A Beautiful Picture of Marriage
What we have here is a beautiful, beautiful picture of marriage: a committed friendship that grows, rather than fades, as the years pass. A faithful friendship to the wife or husband of your youth.
It’s a very different picture from our prevailing culture in which marriage, if people bother with it at all, is simply a relationship of convenience, that will only be for as long as the spark lasts.
It’s a beautiful picture.
A Painful Picture
But it also has the potential to be a very painful picture, because the reality is always short of the ideal. So some of you may be thinking this morning: “God’s plan for marriage is beautiful, but my experience of it is not.”
But then we have to remember that the ideal is not actually any human marriage. The ideal is the relationship between God and his people, that is a relationship marked by the most incredible commitment on God’s part, and it’s marked by companionship.
So here is John chapter 15 verse 15: “I no longer call you servants”, says Jesus “because the servant does not know his master’s business. Instead I have called you friends, for everything that I learned from my father I have made known to you.” Human marriage is simply a reflection of that ultimate relationship.
Remember too that all of the problems Malachi is addressing stem from the fact that the people are doubting God’s love. Is God still committed to loving us, his people? Or has he got bored and moved on? They don’t really believe God still loves them, and all of the problems they had in their human marriages flowed from that doubt.
So as we put all of this picture together, we realize that no matter what our experience of human marriage, we can all experience the ultimate marriage, because God offers each and every one of us in the person of Jesus to commit himself to loving us – not just for this life, but for eternity.
Now, as they doubted God’s love for them, problems were creeping in in two areas. As I say, we’ll look at the question of divorce next week.
Problem: Marrying Outside the Faith
But there’s one other problem that needs mentioning before we finish this week, and that is the problem of marrying outside the faith. So here’s verse 11: “Judah has been unfaithful. A detestable thing has been committed in Israel and in Jerusalem. Judah has desecrated the sanctuary the Lord loves by marrying women who worship a foreign God.”
Notice the problem is not marrying women of a foreign race. This is not racist. It’s not about race. There’s a long history in the history of Israel, for example Ruth, of people who joined the people of God, worship their God, and so were free to enter into marriage with others who worship the same God.
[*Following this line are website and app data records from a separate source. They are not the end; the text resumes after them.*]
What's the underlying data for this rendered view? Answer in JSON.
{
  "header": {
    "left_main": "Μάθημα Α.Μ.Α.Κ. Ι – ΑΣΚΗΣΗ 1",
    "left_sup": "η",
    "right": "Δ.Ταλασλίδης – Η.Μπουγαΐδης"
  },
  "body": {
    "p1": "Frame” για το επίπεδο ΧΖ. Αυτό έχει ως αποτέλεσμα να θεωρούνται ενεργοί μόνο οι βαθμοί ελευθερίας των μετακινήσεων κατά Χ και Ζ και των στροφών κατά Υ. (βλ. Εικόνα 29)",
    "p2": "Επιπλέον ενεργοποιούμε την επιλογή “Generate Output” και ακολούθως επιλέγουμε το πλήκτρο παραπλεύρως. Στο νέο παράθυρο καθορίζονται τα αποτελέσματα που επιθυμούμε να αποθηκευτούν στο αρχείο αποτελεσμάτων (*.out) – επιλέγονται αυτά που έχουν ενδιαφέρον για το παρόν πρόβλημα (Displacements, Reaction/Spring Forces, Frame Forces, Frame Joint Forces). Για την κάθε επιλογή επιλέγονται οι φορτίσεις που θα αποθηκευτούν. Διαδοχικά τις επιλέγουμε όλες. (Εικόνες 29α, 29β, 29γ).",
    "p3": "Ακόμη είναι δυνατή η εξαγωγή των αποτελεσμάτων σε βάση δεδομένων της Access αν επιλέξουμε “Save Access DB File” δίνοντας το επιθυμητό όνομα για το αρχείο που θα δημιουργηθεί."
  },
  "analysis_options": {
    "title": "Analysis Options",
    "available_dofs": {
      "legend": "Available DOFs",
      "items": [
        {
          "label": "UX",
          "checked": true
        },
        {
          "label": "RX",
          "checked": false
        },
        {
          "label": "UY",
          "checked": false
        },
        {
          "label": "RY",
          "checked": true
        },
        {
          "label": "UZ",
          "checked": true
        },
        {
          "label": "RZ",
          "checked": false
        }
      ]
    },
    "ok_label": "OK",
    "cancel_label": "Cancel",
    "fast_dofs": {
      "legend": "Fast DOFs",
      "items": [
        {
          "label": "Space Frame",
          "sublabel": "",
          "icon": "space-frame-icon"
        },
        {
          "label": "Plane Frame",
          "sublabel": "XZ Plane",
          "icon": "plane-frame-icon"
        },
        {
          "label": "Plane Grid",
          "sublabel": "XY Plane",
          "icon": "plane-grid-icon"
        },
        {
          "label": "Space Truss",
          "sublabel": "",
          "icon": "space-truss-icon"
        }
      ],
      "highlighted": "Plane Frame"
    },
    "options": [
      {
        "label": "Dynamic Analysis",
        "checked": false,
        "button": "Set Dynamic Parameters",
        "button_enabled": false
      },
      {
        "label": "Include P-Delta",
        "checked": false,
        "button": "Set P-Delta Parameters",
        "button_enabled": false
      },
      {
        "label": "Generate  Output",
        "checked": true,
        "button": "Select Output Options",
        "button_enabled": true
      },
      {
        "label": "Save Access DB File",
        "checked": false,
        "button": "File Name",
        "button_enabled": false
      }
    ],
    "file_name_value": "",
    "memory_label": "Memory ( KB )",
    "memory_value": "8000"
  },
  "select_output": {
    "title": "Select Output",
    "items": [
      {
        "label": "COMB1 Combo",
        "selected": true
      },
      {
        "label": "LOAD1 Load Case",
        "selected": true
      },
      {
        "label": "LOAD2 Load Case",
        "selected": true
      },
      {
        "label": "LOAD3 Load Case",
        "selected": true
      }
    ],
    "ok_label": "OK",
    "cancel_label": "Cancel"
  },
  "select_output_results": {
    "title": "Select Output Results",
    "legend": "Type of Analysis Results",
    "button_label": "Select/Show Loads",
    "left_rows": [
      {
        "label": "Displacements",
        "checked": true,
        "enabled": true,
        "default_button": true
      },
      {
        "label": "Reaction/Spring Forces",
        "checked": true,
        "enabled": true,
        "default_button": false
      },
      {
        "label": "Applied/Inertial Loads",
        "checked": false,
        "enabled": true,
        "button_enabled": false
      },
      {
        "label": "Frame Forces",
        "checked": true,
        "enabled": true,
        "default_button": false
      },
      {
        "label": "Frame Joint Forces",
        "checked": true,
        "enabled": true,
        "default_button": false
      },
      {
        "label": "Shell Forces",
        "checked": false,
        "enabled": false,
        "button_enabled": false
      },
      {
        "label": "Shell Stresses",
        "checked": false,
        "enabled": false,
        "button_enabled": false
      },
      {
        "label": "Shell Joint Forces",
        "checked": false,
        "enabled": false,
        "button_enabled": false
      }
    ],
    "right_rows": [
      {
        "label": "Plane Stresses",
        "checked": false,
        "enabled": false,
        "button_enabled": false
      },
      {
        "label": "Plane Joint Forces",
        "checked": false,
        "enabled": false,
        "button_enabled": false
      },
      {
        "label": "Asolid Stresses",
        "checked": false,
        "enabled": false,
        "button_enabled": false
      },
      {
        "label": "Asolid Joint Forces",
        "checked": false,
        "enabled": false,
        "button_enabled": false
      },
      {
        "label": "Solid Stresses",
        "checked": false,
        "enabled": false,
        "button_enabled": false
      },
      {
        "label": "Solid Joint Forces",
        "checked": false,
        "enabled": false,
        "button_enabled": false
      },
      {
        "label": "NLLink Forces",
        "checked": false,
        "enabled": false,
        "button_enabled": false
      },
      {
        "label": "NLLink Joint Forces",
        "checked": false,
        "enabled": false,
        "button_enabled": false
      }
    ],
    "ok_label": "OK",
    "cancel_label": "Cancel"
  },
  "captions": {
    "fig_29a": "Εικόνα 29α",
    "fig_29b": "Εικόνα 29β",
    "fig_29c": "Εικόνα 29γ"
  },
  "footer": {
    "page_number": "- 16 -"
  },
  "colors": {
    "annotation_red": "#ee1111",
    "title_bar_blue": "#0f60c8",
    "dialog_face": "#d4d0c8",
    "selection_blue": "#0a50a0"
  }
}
No the problem is not race. The problem is that the women they were marrying worshiped different gods. At the very least at that point the companionship dimension will get strained. How can you walk that closely through life with someone whose number one value (the God they serve) is different from yours? And the children as well. I mean they will grow to be ambivalent as to which God to serve. Are we meant to worship Mum’s God, or Dad’s God? Does it actually matter?
Now before you get this wrong, 1 Corinthians chapter 7 in the New Testament is very very clear: If you’re already married to somebody who is not a Christian, your commitment and responsibility at that point is to make it work, to make it flourish, to make it the very best marriage that you can make it. This is not an excuse to walk away.
But 1 Corinthians 7 is also explicit if you are one of those people who is free to choose who you marry (and in our culture that’s most people; in some cultures it’s not everyone) but if you’re in that fortunate position, and if you are a Christian then you need to choose a fellow Christian. On that, Malachi and the apostle Paul agree absolutely.
God’s love for his people is a beautiful thing, and God invites us all to enter that relationship with him.
Then having done that, whether you are young or old, married or singled, hurting or flourishing, he then calls us as his people to support one another in living out our human marriages in a way that reflects God’s great, great love for his people.